The 'rules' of eating in public for Girls On Their Own are second nature to me now, and I suspect they are actually an aid to good digestion:
* Ensure hair and makeup look right. Repair the ravages of the tempest as soon as possible after arriving.
* Sit down gracefully.
* Don't dump the bag, coat and scarf in a tangled heap. Place the bag carefully, and lay out the coat and scarf as if made of gold brocade with sewn-in jewels.
* Sit up very straight.
* Make small, elegant movements; no grand, sweeping gestures.
* Maintain an expression of pensive, almost spiritual interest. Purse the lips from time to time.
* Use (or pretend to use) your mobile phone as much as you like. Remember: 'You're never alone with a phone' - although it helps to have some reception.
* Fill in time by making notes and replaying photos. Make faces to match, as if a dear friend were the subject. Appear to have a busy, fulfilling, utterly satisfying life.
* Be especially polite and friendly to the waiter or waitress, and be ready to chat to them.
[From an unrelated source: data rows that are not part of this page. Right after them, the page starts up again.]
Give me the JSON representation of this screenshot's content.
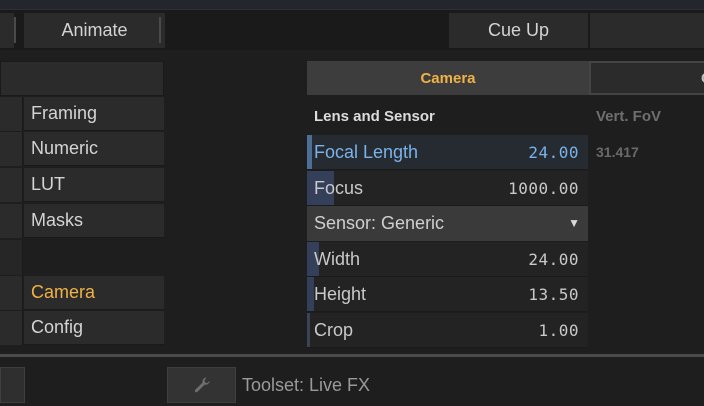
{
  "top_menu": {
    "animate_label": "Animate",
    "cueup_label": "Cue Up"
  },
  "nav": {
    "items": [
      {
        "label": "Framing"
      },
      {
        "label": "Numeric"
      },
      {
        "label": "LUT"
      },
      {
        "label": "Masks"
      },
      {
        "label": "Camera",
        "active": true
      },
      {
        "label": "Config"
      }
    ]
  },
  "panel": {
    "tab_active": "Camera",
    "tab_other_partial": "C",
    "section_title": "Lens and Sensor",
    "side_label": "Vert. FoV",
    "side_value": "31.417",
    "params": {
      "focal_length": {
        "label": "Focal Length",
        "value": "24.00"
      },
      "focus": {
        "label": "Focus",
        "value": "1000.00"
      },
      "sensor": {
        "label": "Sensor: Generic"
      },
      "width": {
        "label": "Width",
        "value": "24.00"
      },
      "height": {
        "label": "Height",
        "value": "13.50"
      },
      "crop": {
        "label": "Crop",
        "value": "1.00"
      }
    }
  },
  "status": {
    "toolset_label": "Toolset: Live FX"
  },
  "colors": {
    "accent": "#f1b245",
    "highlight": "#79b3ec",
    "background": "#1e1e1e"
  },
  "icons": {
    "dropdown": "triangle-down-icon",
    "wrench": "wrench-icon"
  }
}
Have a credible and interesting reason for eating alone ('I buy art/take landscape photographs all over the country, and I generally have to travel by myself, so meals like this are really important to me...'), and expand it as needed.
* Use knife, fork and spoon as if trained at an expensive Swiss finishing school.
* Eat little morsels, slowly, as if really a top restauranteuse who has dropped in to test the cuisine.
* Don't rush at anything, even if it gets cold, or melts. Eat continuously only for three or four mouthfuls, then put down knife and fork and pause. Chew a lot. Sip the wine or water.
* Don't openly appraise people at adjoining tables. Observe them indirectly. Smile if there is any accidental eye contact with another woman.
* Don't smack lips, slaver, or hoot with delight.
* Sip your drink daintily. Don't toss it back.
* Keep knees together under the table, and don't cough, sneeze, yawn or emit wind.

There, easy to remember all that. All set for dinner at the Palace, I'd say. By the way, I wouldn't be seen dead in McDonalds or Burger King (no wine, no Worzles) but if forced to enjoy their hospitality I wouldn't deviate one bit from these rules.